* _Task statement_:
In the entries below, filter for the word "placeholder" and copy every matching line.

┌─ Data

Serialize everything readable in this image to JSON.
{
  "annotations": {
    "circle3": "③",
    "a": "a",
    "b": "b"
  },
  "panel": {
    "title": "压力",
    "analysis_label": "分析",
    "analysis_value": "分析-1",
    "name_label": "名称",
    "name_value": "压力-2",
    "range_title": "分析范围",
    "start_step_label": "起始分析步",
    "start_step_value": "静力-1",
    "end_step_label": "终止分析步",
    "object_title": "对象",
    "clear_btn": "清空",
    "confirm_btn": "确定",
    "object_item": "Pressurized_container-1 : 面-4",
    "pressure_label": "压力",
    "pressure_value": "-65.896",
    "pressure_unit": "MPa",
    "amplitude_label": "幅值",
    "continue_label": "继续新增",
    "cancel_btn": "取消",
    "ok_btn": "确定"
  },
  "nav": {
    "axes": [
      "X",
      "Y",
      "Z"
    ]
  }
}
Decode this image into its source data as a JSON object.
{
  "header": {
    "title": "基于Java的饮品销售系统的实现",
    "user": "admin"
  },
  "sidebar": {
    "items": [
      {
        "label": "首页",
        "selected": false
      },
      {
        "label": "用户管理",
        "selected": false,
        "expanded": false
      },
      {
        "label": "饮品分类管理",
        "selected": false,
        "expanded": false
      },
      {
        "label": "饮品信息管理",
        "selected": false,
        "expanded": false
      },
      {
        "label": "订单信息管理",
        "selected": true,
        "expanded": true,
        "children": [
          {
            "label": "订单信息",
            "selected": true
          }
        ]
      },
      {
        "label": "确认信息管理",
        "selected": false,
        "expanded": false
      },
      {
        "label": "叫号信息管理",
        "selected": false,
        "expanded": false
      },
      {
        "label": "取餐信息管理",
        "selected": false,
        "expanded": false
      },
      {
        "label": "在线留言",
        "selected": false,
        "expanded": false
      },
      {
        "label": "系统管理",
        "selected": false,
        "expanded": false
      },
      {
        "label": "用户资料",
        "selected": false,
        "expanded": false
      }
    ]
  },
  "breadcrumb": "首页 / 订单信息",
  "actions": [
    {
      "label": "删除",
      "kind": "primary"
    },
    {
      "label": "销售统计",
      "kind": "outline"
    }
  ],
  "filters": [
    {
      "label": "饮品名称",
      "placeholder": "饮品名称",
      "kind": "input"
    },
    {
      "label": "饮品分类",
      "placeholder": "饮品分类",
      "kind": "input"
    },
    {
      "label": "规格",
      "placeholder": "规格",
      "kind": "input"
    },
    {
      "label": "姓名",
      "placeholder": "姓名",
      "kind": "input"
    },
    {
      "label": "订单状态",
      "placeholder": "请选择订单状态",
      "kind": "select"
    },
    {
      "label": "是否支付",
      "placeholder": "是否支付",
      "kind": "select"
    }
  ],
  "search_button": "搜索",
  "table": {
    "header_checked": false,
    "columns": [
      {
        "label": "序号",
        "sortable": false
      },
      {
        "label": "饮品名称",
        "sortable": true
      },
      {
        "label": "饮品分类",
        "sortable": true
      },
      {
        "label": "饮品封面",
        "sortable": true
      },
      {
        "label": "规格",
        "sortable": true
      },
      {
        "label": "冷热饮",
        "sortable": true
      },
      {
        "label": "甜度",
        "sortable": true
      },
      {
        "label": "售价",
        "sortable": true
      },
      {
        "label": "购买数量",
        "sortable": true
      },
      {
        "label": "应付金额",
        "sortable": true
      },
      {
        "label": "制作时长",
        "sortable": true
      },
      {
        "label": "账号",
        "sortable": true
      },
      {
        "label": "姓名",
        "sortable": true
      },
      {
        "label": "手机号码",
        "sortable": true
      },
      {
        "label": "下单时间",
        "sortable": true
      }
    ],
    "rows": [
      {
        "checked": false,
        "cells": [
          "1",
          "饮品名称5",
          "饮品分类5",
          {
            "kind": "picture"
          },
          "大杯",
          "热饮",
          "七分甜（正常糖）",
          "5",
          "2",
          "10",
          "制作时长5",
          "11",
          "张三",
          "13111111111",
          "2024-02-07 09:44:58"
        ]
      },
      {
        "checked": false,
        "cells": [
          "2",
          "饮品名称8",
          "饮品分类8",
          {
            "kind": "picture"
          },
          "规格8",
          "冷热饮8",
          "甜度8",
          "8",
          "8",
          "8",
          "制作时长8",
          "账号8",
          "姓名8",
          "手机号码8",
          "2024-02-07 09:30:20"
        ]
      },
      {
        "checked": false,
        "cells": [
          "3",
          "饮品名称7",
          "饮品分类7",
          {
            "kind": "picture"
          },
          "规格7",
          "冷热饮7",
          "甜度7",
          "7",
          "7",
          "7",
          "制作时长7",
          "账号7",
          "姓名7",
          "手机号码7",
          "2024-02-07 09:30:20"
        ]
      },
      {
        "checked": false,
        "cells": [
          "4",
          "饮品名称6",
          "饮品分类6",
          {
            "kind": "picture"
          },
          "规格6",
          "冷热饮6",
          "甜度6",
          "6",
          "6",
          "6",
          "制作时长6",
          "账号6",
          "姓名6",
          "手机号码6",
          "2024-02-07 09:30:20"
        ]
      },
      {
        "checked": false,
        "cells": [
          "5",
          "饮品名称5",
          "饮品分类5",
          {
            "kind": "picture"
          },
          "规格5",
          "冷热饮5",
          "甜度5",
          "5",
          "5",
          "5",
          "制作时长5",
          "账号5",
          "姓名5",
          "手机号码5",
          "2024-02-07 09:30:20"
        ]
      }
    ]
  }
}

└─

* _Response_:
      "placeholder": "饮品名称",
      "placeholder": "饮品分类",
      "placeholder": "规格",
      "placeholder": "姓名",
      "placeholder": "请选择订单状态",
      "placeholder": "是否支付",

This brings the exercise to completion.